In: Frontiers of Medical and Biological Engineering

individual motor units in masticatory muscles fire single or double twitches or tetani. DESMEDT & GoDAUx (1977) showed that in brisk ballistic contractions motor units can reach initial (measured for the first two interspike intervals) stimulation rates of 60-120/sec. For this reason, double twit- ches

In: Netherlands Journal of Zoology

proximal side (an increasing number of muscle fibres contribute to the load in a proximal direction). This is most likely compensated by an increasing cross- sectional area of the aponeurosis in the disto-proximal direction. When all motor units are activated simultaneously, this could lead to a

In: Netherlands Journal of Zoology

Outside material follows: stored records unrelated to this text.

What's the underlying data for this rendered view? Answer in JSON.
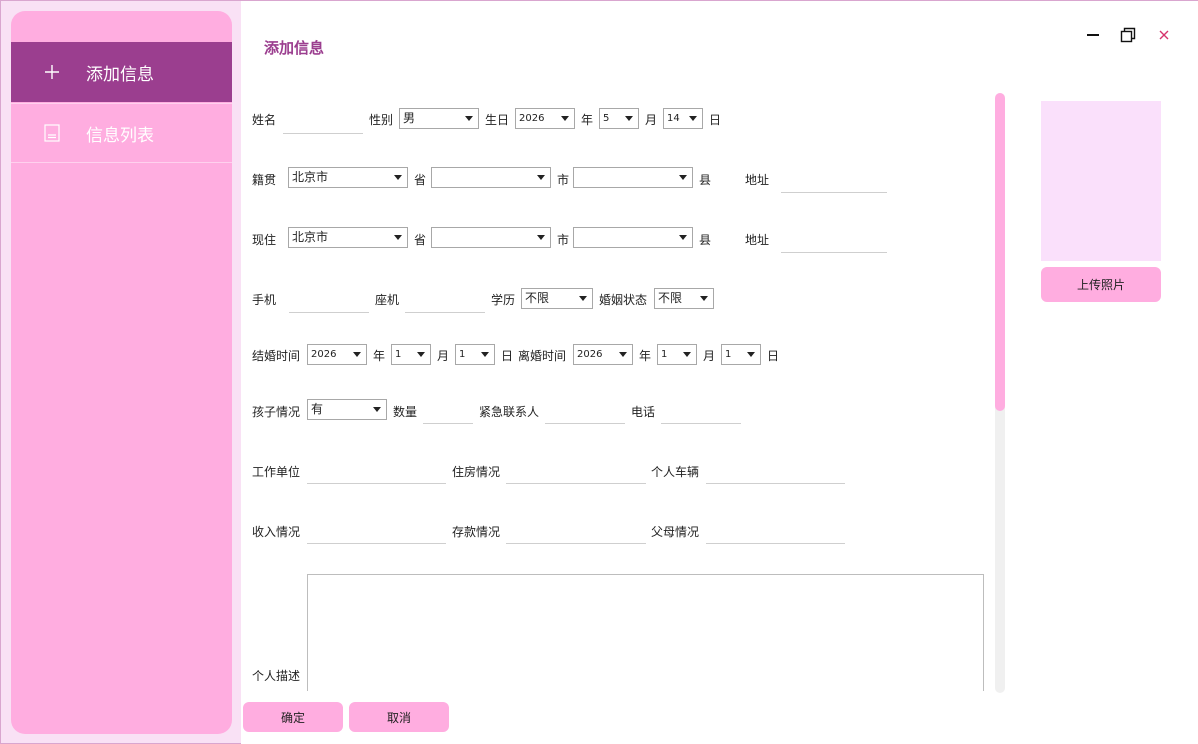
{
  "sidebar": {
    "items": [
      {
        "label": "添加信息",
        "icon": "plus-icon"
      },
      {
        "label": "信息列表",
        "icon": "list-icon"
      }
    ]
  },
  "header": {
    "title": "添加信息"
  },
  "form": {
    "row1": {
      "name_label": "姓名",
      "gender_label": "性别",
      "gender_value": "男",
      "birthday_label": "生日",
      "year_value": "2026",
      "year_unit": "年",
      "month_value": "5",
      "month_unit": "月",
      "day_value": "14",
      "day_unit": "日"
    },
    "row2": {
      "label": "籍贯",
      "province_value": "北京市",
      "province_unit": "省",
      "city_value": "",
      "city_unit": "市",
      "county_value": "",
      "county_unit": "县",
      "address_label": "地址"
    },
    "row3": {
      "label": "现住",
      "province_value": "北京市",
      "province_unit": "省",
      "city_value": "",
      "city_unit": "市",
      "county_value": "",
      "county_unit": "县",
      "address_label": "地址"
    },
    "row4": {
      "mobile_label": "手机",
      "landline_label": "座机",
      "education_label": "学历",
      "education_value": "不限",
      "marital_label": "婚姻状态",
      "marital_value": "不限"
    },
    "row5": {
      "married_label": "结婚时间",
      "married_year": "2026",
      "year_unit": "年",
      "married_month": "1",
      "month_unit": "月",
      "married_day": "1",
      "day_unit": "日",
      "divorce_label": "离婚时间",
      "divorce_year": "2026",
      "divorce_month": "1",
      "divorce_day": "1"
    },
    "row6": {
      "children_label": "孩子情况",
      "children_value": "有",
      "count_label": "数量",
      "emergency_label": "紧急联系人",
      "phone_label": "电话"
    },
    "row7": {
      "work_label": "工作单位",
      "housing_label": "住房情况",
      "vehicle_label": "个人车辆"
    },
    "row8": {
      "income_label": "收入情况",
      "savings_label": "存款情况",
      "parents_label": "父母情况"
    },
    "description_label": "个人描述"
  },
  "photo": {
    "upload_label": "上传照片"
  },
  "footer": {
    "confirm_label": "确定",
    "cancel_label": "取消"
  },
  "colors": {
    "accent": "#9b3e8f",
    "pink": "#ffade0",
    "photo_bg": "#fae0fb",
    "close": "#d6336c"
  }
}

patterns of the three muscle fiber types among muscles, and differences in the distribution of muscle fiber types among the divisions of one muscle (GONYEA & ERICSON, 1976; ENGLISH, 1984; ENGLISH & WEEKS, 1984). WINESKI & HERRING (1983) have examined the organization of motor units in pig masseter muscle

In: Netherlands Journal of Zoology

shown to recover the repertoire size of their song motor units (syllables) during a period of several months following the lesion of the left HVC, a cortex-analogous sensory-motor integration area of the vocal control system. Many of these syllables appeared newly learned during the recovery period

In: Animal Biology

without a load. The muscle can be stretched artifically or by naturally oc- curring processes, in the presence or absence of stimuli. An important characteristic of muscle in relation to the EMG is the number of fibres belonging to one motor unit. In man the laryngeal muscles have small motor units of

In: Netherlands Journal of Zoology

available concerning the relevant elastic and viscous constants, passive and dynamic stiffness, or the number of motor units that become active with each wingbeat. Regardless of an elastic storage component, our data suggest that the pectoralis of the Euro- pean starling possesses a contraction pattern

In: Netherlands Journal of Zoology